6. We are not to isolate from culture
While the people of Israel were in Babylonian captivity, they were not called to isolate from culture but to seek the good of their neighbors and captors. Though we are called to represent Christ’s kingdom and interests in this world, that does not mean that we are to totally isolate from culture. We cannot possibly be successful ambassadors for Christ if we are not involved in, familiar with, and connected to the culture around us. We should understand, contribute to, and strive to better the culture while we are here in this land. We have a different King, a different mission, a different drive in life – but in order to represent our King and his kingdom, we must be a visible part of our culture.
7. Citizenship is only possible because of Jesus
Lastly, and most importantly, we must always remind ourselves that our citizenship is only possible because of Jesus. He is our passport; he is the one that vouches for us and grants us citizenship. And he is the only way into the kingdom. There will be a day when many who want to enter the kingdom will come and Jesus will say to them, “Depart from me, I never knew you.” Jesus is the only entrance, the only path to citizenship. Knowing the King himself is the only way in.

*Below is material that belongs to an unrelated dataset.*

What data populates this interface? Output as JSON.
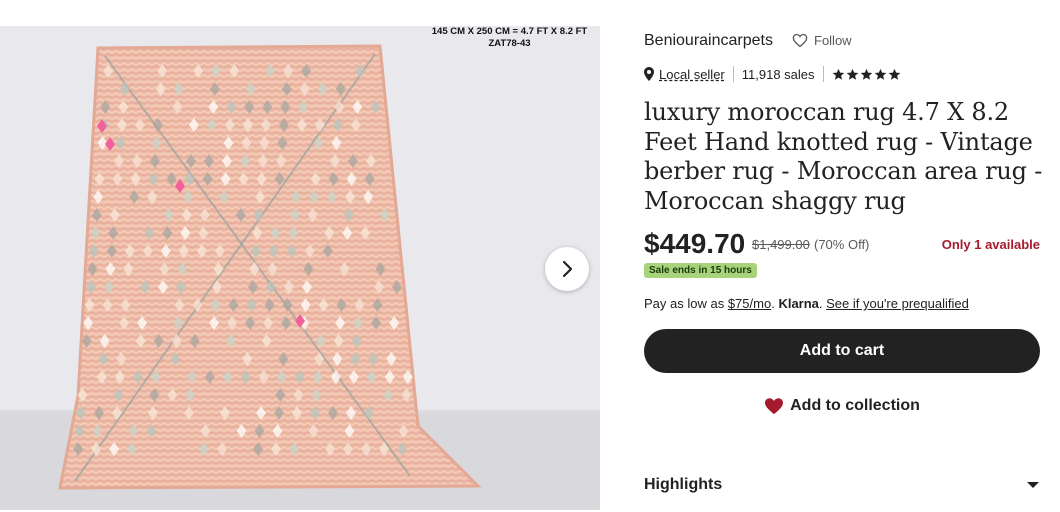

What does it mean to you to be an ambassador for Christ? How often do you embrace your role as an ambassador? Do you think you and your church do a good job of representing Christ and his kingdom to the world?